Learn about the two tropical types of forests in Sentosa
Two types of tropical forests
What are the main differences between rainforests and coastal forests?Rainforests are found more inland than coastal forests. Rainforest species of trees are generally taller and intolerant of salt in the wind and soil.
Coastal tree species grow near the coast are generally hardier – tolerating strong winds, salt influence in the winds and soil and sometimes flooded by seawater during high tides.
When we are walking from inland to the sea, it is not easy to observe the transition from rainforest to coastal forest, as this change is very gradual.
Secondary Rainforests are found at
Mount Imbiah and Mount Serapong
Coastal forests thrive
around our coastlines
Take a glimpse at the lush Coastal & Secondary forests of Sentosa
Animal Antics in Sentosa’s Forests
Spot these animals on your nature rambles!
Long- Tailed Macaque
This is one of the most common monkeys in Asia - the Long-tailed Macaque (Macaca fascicularis) is also known as the Crab-eating Macaque. Watch this adult forage for one for its natural food, the fig. Our forest ecosystem also relies on these animals to disperse the seeds of plants. As such, we should refrain from feeding monkeys and other wild animals. Not only is our food harmful to the animals, but feeding could also alter their behaviour, making them aggressive.

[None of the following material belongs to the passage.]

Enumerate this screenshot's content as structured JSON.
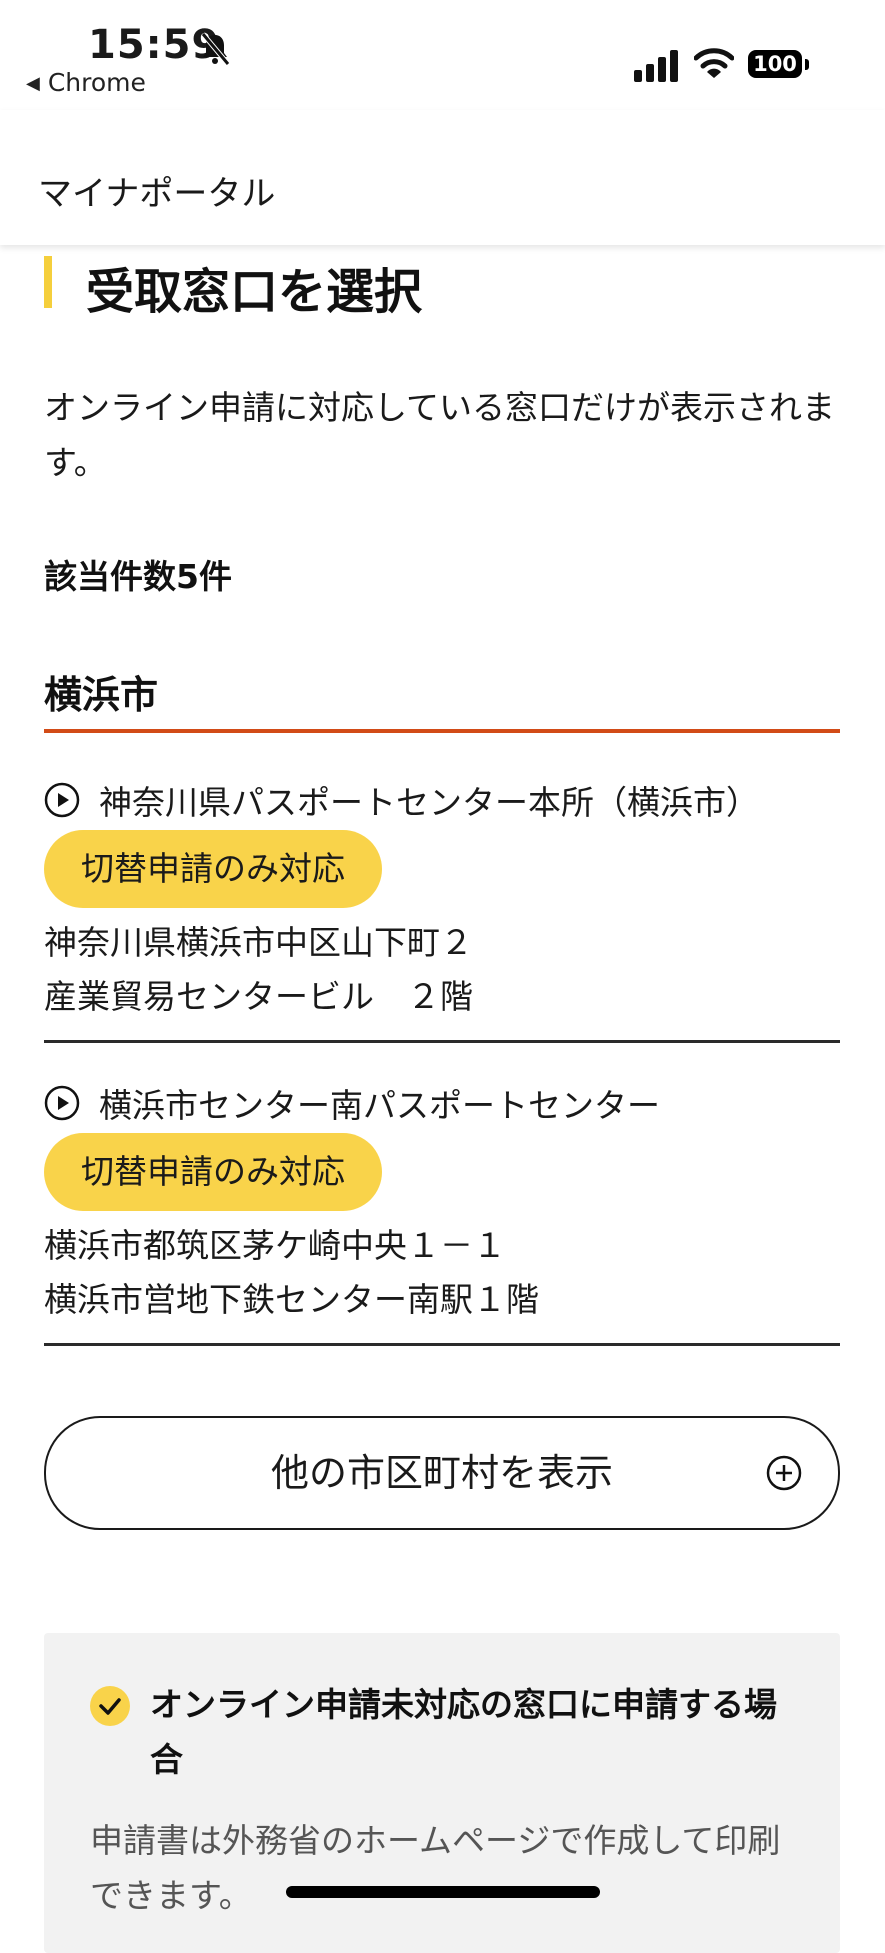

A female Olive-backed Sunbird (Cinnyris jugularis) has just returned to their hanging nest to feed very hungry chicks.
There are seven species of sunbirds in Singapore, with the Olive-backed Sunbird and Brown-throated Sunbird (Anthreptes malacensis) being the most common. They are often mistakenly called “hummingbirds” because of their small size and nectar-feeding behaviour.
This Yellow-barred Flutterer is a medium-sized dragonfly. It is one of the 35 species of Odonates found on Sentosa island. This dragonfly is often spotted in secondary forests and grasslands.
Golden Orb Spider
This very large spider is a female Golden Orb Spider (Nephila pilipes), on a huge web spanning 1.5 m in length. An insect was caught in the web and here the spider has captured its prey and wrapping it up for later consumption. When observing try not to touch the web or disturb the spider. If threatened, it can deliver a painful bite.
Bagworm Moth Caterpillar
This is a bagworm, the larvae stage of bagmoths. It is essentially a caterpillar that has built itself a casing and sometimes reinforcing this casing with twigs and other plant parts. The “decoration” for each species of bagworms is specific. Female bagworms stay in this larval stage all their lives and never metamorphose into moths. Can you also hear the sound of Cicadas in the background?